About the Program
Anthropology is the study of humans, past and present. To understand the full sweep and complexity of cultures across all of human history, anthropology draws and builds upon knowledge from the social and biological sciences as well as the humanities and physical sciences. A central concern of anthropologists is the application of knowledge to the solution of human problems. Historically, anthropologists in the United States have been trained in one of four areas: sociocultural anthropology, biological/physical anthropology, archaeology, and linguistics. Anthropologists often integrate the perspectives of several of these areas into their research, teaching, and professional lives.
Sociocultural anthropologists examine social patterns and practices across cultures, with a special interest in how people live in particular places and how they organize, govern, and create meaning. A hallmark of sociocultural anthropology is its concern with similarities and differences, both within and among societies, and its attention to race, sexuality, class, gender, and nationality. Research in sociocultural anthropology is distinguished by its emphasis on participant observation, which involves placing oneself in the research context for extended periods of time to gain a first-hand sense of how local knowledge is put to work in grappling with practical problems of everyday life and with basic philosophical problems of knowledge, truth, power, and justice. Topics of concern to sociocultural anthropologists include such areas as health, work, ecology and environment, education, agriculture and development, and social change.
Biological (or Physical) Anthropology
Biological anthropologists seek to understand how humans adapt to diverse environments, how biological and cultural processes work together to shape growth, development and behavior, and what causes disease and early death. In addition, they are interested in human biological origins, evolution and variation. They give primary attention to investigating questions having to do with evolutionary theory, our place in nature, adaptation and human biological variation. To understand these processes, biological anthropologists study other primates (primatology), the fossil record (paleoanthropology), prehistoric people (bioarchaeology), and the biology (e.g., health, cognition, hormones, growth and development) and genetics of living populations.
Archaeologists study past peoples and cultures, from the deepest prehistory to the recent past, through the analysis of material remains, ranging from artifacts and evidence of past environments to architecture and landscapes.

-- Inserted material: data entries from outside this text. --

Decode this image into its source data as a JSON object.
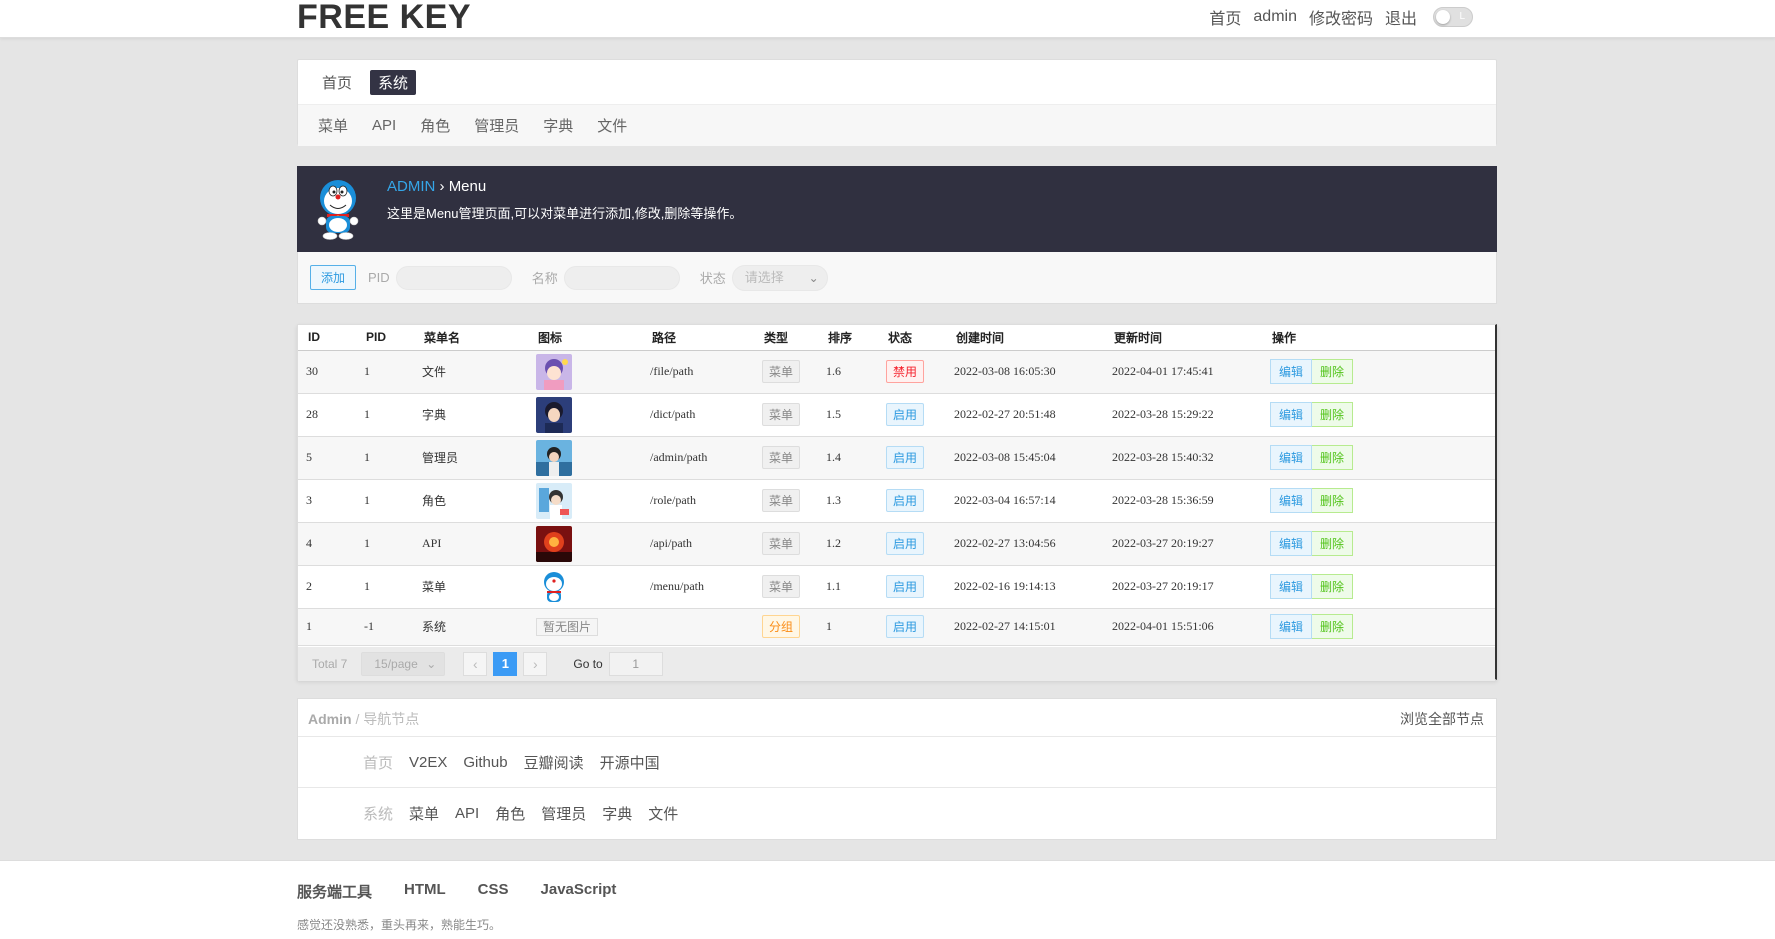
{
  "header": {
    "brand": "FREE KEY",
    "nav": [
      "首页",
      "admin",
      "修改密码",
      "退出"
    ],
    "toggle_label": "L"
  },
  "topnav": {
    "level1": [
      {
        "label": "首页",
        "active": false
      },
      {
        "label": "系统",
        "active": true
      }
    ],
    "level2": [
      "菜单",
      "API",
      "角色",
      "管理员",
      "字典",
      "文件"
    ]
  },
  "banner": {
    "crumb_root": "ADMIN",
    "crumb_sep": "›",
    "crumb_page": "Menu",
    "description": "这里是Menu管理页面,可以对菜单进行添加,修改,删除等操作。"
  },
  "filter": {
    "add_label": "添加",
    "pid_label": "PID",
    "name_label": "名称",
    "status_label": "状态",
    "status_placeholder": "请选择"
  },
  "table": {
    "columns": [
      "ID",
      "PID",
      "菜单名",
      "图标",
      "路径",
      "类型",
      "排序",
      "状态",
      "创建时间",
      "更新时间",
      "操作"
    ],
    "rows": [
      {
        "id": "30",
        "pid": "1",
        "name": "文件",
        "icon": "anime-girl-thumb",
        "path": "/file/path",
        "type": "菜单",
        "sort": "1.6",
        "status": "禁用",
        "created": "2022-03-08 16:05:30",
        "updated": "2022-04-01 17:45:41"
      },
      {
        "id": "28",
        "pid": "1",
        "name": "字典",
        "icon": "anime-boy-thumb",
        "path": "/dict/path",
        "type": "菜单",
        "sort": "1.5",
        "status": "启用",
        "created": "2022-02-27 20:51:48",
        "updated": "2022-03-28 15:29:22"
      },
      {
        "id": "5",
        "pid": "1",
        "name": "管理员",
        "icon": "sky-character-thumb",
        "path": "/admin/path",
        "type": "菜单",
        "sort": "1.4",
        "status": "启用",
        "created": "2022-03-08 15:45:04",
        "updated": "2022-03-28 15:40:32"
      },
      {
        "id": "3",
        "pid": "1",
        "name": "角色",
        "icon": "light-character-thumb",
        "path": "/role/path",
        "type": "菜单",
        "sort": "1.3",
        "status": "启用",
        "created": "2022-03-04 16:57:14",
        "updated": "2022-03-28 15:36:59"
      },
      {
        "id": "4",
        "pid": "1",
        "name": "API",
        "icon": "red-sky-thumb",
        "path": "/api/path",
        "type": "菜单",
        "sort": "1.2",
        "status": "启用",
        "created": "2022-02-27 13:04:56",
        "updated": "2022-03-27 20:19:27"
      },
      {
        "id": "2",
        "pid": "1",
        "name": "菜单",
        "icon": "doraemon-thumb",
        "path": "/menu/path",
        "type": "菜单",
        "sort": "1.1",
        "status": "启用",
        "created": "2022-02-16 19:14:13",
        "updated": "2022-03-27 20:19:17"
      },
      {
        "id": "1",
        "pid": "-1",
        "name": "系统",
        "icon": "none",
        "no_image": "暂无图片",
        "path": "",
        "type": "分组",
        "sort": "1",
        "status": "启用",
        "created": "2022-02-27 14:15:01",
        "updated": "2022-04-01 15:51:06"
      }
    ],
    "edit_label": "编辑",
    "delete_label": "删除"
  },
  "pager": {
    "total": "Total 7",
    "page_size": "15/page",
    "prev": "‹",
    "current": "1",
    "next": "›",
    "goto_label": "Go to",
    "goto_value": "1"
  },
  "sitemap": {
    "title_root": "Admin",
    "title_sep": " / ",
    "title_page": "导航节点",
    "browse_all": "浏览全部节点",
    "rows": [
      {
        "head": "首页",
        "items": [
          "V2EX",
          "Github",
          "豆瓣阅读",
          "开源中国"
        ]
      },
      {
        "head": "系统",
        "items": [
          "菜单",
          "API",
          "角色",
          "管理员",
          "字典",
          "文件"
        ]
      }
    ]
  },
  "footer": {
    "links": [
      "服务端工具",
      "HTML",
      "CSS",
      "JavaScript"
    ],
    "note": "感觉还没熟悉，重头再来，熟能生巧。"
  },
  "colors": {
    "banner_bg": "#303040",
    "accent_blue": "#35a6e8",
    "pager_active": "#3b9bf5",
    "danger": "#f5222d",
    "success": "#52c41a"
  }
}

Material evidence, such as pottery, stone tools, animal bone, and remains of structures, is examined within the context of theoretical paradigms, to address such topics as the formation of social groupings, ideologies, subsistence patterns, and interaction with the environment. Like other areas of anthropology, archaeology is a comparative discipline; it assumes basic human continuities over time and place, but also recognizes that every society is the product of its own particular history and that within every society there are commonalities as well as variation.
Linguistic anthropology is the comparative study of ways in which language reflects and influences social life. It explores the many ways in which language practices define patterns of communication, formulate categories of social identity and group membership, organize large-scale cultural beliefs and ideologies, and, in conjunction with other forms of meaning-making, equip people with common cultural representations of their natural and social worlds. Linguistic anthropology shares with anthropology in general a concern to understand power, inequality, and social change, particularly as these are constructed and represented through language and discourse.
Addressing complex questions, such as human origins, the past and contemporary spread and treatment of infectious disease, or globalization, requires synthesizing information from all four subfields. Anthropologists are highly specialized in our research interests, yet we remain generalists in our observations of the human condition and we advocate for a public anthropology that is committed to bringing knowledge to broad audiences. Anthropologists collaborate closely with people whose cultural patterns and processes we seek to understand or whose living conditions require amelioration. Collaboration helps bridge social distances and gives greater voice to the people whose cultures and behaviors anthropologists study, enabling them to represent themselves in their own words. An engaged anthropology is committed to supporting social change efforts that arise from the interaction between community goals and anthropological research. Because the study of people, past and present, requires respect for the diversity of individuals, cultures, societies, and knowledge systems, anthropologists are expected to adhere to a strong code of professional ethics.
Anthropologists are employed in a number of different sectors, from colleges and universities to government agencies, NGOs, businesses, and health and human services. Within the university, they teach undergraduate and graduate anthropology, and many offer anthropology courses in other departments and professional schools such as business, education, design, and public health. Anthropologists contribute significantly to interdisciplinary fields such as international studies and ethnic and gender studies, and some work in academic research centers. Outside the university, anthropologists work in government agencies, private businesses, community organizations, museums, independent research institutes, service organizations, the media; and others work as independent consultants and research staff for agencies such as the Centers for Disease Control, UNESCO, the World Health Organization, and the World Bank. More than half of all anthropologists now work in organizations outside the university. Their work may involve building research partnerships, assessing economic needs, evaluating policies, developing new educational programs, recording little-known community histories, providing health services, and other socially relevant activities. You will find anthropologists addressing social and cultural consequences of natural disasters, equitable access to limited resources, and human rights at the global level.